Check the listing below for lines with the word "meta" and say how many there are, with nothing but the number.

Raw data:
◆ ◆ ◆

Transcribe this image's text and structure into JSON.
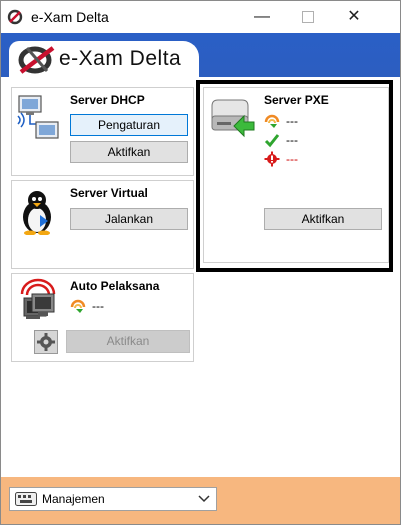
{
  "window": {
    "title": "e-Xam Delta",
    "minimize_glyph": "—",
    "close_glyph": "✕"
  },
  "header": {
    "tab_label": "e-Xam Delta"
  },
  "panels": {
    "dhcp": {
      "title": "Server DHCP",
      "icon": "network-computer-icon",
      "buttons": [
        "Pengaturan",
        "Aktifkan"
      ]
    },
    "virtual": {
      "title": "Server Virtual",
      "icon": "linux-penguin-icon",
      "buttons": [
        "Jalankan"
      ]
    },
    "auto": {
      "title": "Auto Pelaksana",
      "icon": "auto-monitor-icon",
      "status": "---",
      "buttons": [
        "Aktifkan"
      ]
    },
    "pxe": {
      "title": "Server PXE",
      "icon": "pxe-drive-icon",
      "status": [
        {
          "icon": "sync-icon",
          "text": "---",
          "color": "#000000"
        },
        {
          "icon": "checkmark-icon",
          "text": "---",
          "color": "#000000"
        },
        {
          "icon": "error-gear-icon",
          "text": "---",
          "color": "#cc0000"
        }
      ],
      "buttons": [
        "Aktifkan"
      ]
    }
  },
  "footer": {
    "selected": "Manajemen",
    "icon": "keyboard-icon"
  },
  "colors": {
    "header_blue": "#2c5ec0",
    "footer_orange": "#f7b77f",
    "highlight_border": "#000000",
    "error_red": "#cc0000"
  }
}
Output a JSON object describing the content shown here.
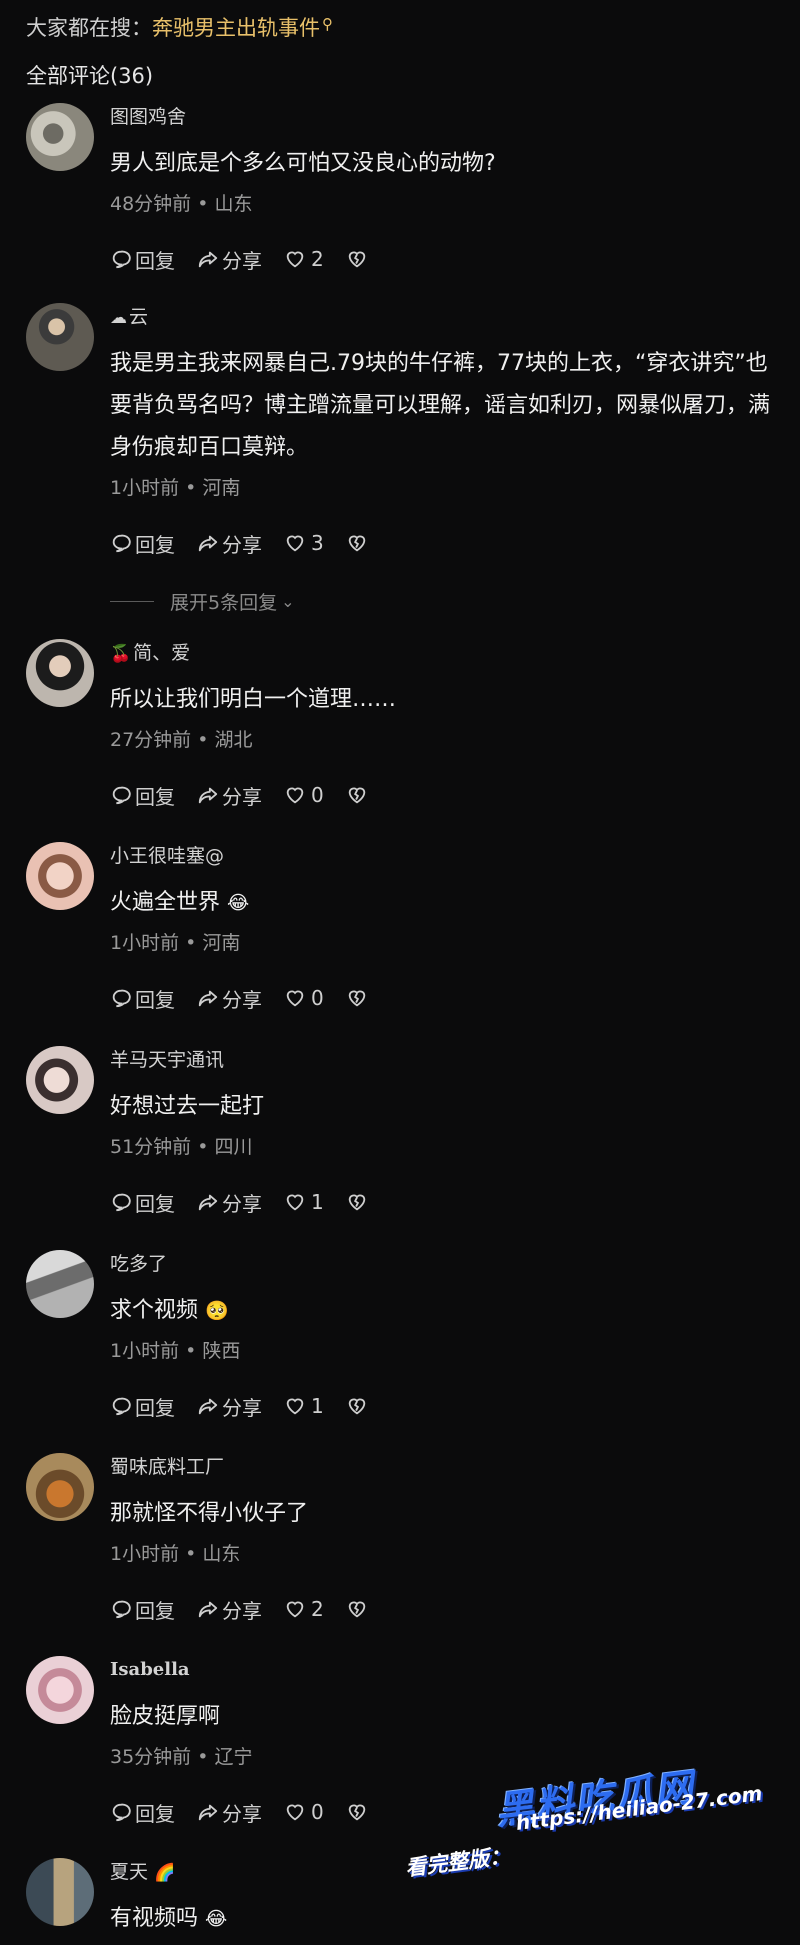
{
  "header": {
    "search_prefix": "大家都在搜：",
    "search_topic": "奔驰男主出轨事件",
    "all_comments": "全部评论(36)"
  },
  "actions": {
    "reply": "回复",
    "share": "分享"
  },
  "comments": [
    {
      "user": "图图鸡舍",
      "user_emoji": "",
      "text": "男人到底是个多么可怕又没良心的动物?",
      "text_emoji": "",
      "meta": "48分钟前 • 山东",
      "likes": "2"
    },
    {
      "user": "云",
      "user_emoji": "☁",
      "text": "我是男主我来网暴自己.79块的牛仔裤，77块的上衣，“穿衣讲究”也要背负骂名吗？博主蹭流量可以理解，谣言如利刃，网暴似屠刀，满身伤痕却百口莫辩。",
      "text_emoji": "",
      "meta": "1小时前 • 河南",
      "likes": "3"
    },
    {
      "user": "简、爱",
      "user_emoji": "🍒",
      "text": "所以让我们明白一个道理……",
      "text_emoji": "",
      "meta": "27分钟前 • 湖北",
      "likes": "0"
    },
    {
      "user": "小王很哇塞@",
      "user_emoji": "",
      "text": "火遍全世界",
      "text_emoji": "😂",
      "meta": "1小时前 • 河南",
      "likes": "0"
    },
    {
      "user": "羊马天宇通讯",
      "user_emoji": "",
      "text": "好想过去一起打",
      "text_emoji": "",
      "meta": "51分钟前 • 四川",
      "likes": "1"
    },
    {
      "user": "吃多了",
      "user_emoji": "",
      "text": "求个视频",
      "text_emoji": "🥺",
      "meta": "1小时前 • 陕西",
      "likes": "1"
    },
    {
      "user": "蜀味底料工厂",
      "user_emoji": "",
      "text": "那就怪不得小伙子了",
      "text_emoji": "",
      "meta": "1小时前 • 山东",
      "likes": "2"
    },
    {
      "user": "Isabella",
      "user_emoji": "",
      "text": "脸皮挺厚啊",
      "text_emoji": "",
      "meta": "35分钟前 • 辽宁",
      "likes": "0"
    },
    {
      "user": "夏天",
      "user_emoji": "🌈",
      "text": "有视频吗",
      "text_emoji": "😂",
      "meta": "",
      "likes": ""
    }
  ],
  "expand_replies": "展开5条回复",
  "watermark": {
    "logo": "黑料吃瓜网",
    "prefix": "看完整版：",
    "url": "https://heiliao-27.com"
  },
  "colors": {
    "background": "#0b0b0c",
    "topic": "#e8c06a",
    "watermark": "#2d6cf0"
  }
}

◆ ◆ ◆

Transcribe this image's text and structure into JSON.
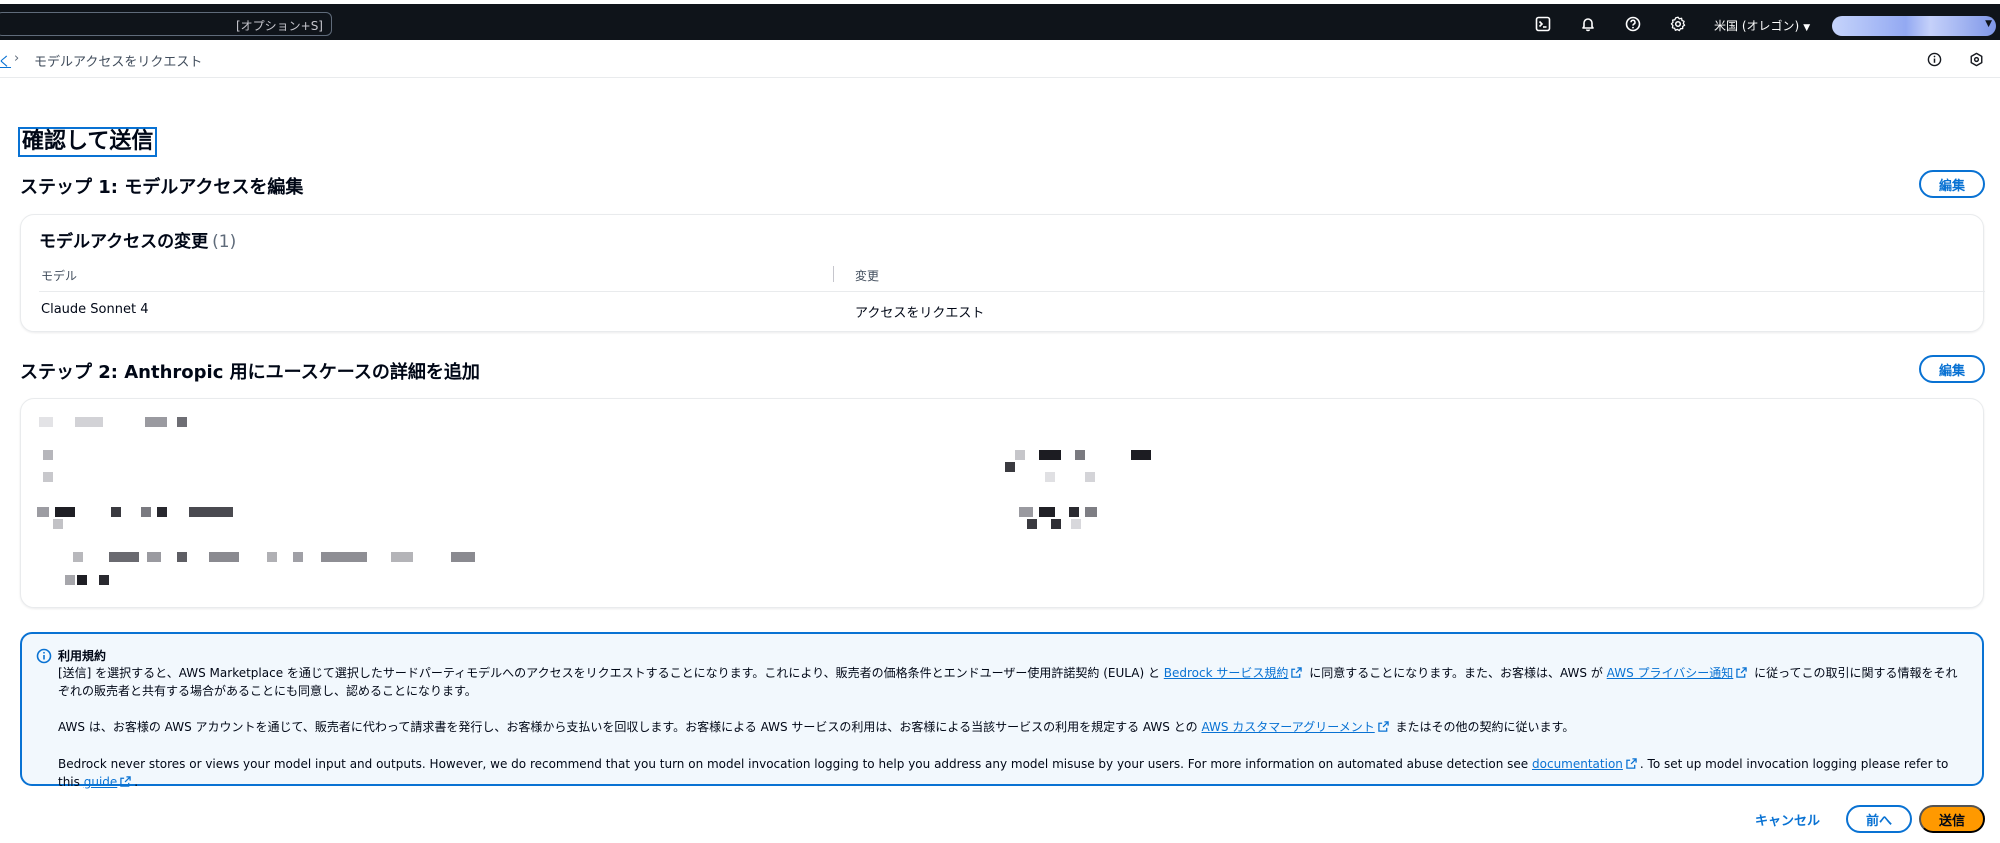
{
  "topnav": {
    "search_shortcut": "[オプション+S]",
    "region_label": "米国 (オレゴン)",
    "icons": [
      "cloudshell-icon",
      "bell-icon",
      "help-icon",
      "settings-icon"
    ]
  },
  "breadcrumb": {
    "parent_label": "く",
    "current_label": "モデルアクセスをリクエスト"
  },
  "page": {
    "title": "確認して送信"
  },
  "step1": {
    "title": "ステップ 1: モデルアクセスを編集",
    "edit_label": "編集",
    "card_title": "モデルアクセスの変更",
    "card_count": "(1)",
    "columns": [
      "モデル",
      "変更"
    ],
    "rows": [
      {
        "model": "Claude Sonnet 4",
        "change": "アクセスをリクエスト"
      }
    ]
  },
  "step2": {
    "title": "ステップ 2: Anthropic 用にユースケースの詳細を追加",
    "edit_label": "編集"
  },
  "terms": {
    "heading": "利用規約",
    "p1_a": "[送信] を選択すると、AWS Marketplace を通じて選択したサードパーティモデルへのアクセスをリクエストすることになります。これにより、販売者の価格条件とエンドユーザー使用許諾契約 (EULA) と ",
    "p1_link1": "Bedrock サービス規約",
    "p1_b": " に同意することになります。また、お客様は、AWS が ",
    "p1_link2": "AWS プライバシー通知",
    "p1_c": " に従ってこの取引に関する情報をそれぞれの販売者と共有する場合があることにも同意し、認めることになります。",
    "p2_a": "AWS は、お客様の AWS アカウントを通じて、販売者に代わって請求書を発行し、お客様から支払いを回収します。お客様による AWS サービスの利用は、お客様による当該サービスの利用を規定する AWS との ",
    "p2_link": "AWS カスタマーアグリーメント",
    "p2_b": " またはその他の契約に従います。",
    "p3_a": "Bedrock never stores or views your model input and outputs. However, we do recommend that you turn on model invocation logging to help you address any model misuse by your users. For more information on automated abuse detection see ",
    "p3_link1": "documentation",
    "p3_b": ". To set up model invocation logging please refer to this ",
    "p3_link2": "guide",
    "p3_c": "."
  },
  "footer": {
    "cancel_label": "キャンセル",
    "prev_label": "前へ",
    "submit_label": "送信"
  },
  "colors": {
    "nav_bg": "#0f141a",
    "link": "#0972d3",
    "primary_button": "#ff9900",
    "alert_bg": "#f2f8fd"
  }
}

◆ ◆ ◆

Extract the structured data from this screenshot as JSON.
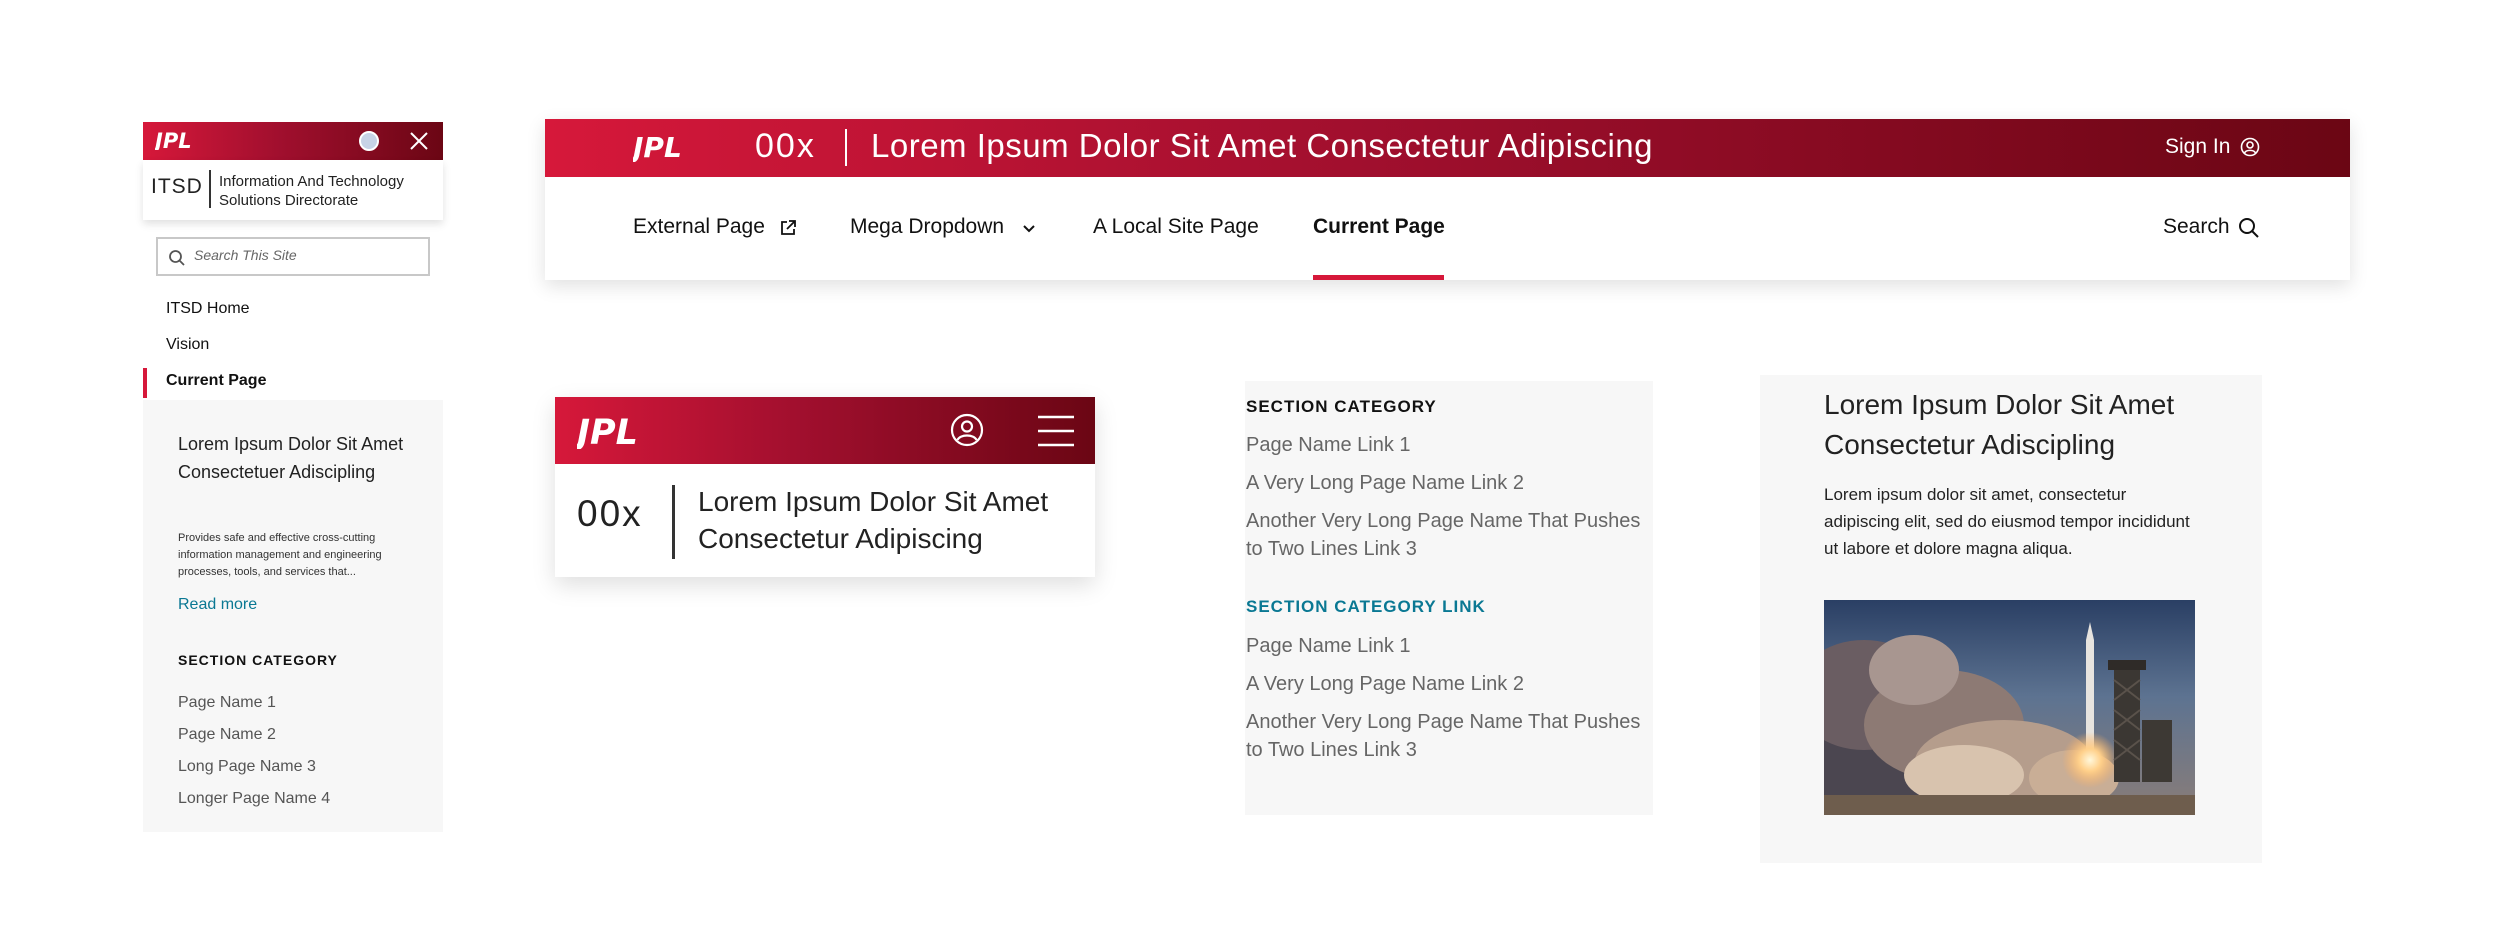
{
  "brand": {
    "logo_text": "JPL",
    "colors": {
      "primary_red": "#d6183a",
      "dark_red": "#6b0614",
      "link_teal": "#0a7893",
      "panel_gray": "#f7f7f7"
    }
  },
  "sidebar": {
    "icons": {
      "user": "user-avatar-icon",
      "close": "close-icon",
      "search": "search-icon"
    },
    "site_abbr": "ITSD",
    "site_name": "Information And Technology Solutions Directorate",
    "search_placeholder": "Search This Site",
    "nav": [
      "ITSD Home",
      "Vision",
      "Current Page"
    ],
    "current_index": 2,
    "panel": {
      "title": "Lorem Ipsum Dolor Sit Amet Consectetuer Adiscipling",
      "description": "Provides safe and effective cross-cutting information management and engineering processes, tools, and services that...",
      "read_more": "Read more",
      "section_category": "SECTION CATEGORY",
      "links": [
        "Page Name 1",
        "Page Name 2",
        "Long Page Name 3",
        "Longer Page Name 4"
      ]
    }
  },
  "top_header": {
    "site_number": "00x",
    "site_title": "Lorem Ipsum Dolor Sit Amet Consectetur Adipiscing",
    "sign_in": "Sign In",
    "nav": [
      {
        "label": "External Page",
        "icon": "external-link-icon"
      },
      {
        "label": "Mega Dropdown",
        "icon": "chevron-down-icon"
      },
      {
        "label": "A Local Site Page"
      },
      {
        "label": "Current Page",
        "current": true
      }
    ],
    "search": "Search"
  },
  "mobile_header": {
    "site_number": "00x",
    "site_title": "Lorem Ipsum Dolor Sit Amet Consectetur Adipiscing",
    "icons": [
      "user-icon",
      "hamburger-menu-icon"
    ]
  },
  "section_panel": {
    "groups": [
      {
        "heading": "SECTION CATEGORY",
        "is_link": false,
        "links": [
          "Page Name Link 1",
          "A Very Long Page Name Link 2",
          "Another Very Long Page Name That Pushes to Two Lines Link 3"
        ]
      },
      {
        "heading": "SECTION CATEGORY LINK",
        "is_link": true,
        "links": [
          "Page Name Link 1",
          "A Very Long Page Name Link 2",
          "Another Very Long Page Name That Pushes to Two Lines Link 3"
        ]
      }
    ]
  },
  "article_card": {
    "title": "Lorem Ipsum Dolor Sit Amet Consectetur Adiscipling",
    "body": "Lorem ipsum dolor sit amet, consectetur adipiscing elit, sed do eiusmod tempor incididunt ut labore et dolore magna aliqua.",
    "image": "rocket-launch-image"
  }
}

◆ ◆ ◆

Solution for this exercise:
9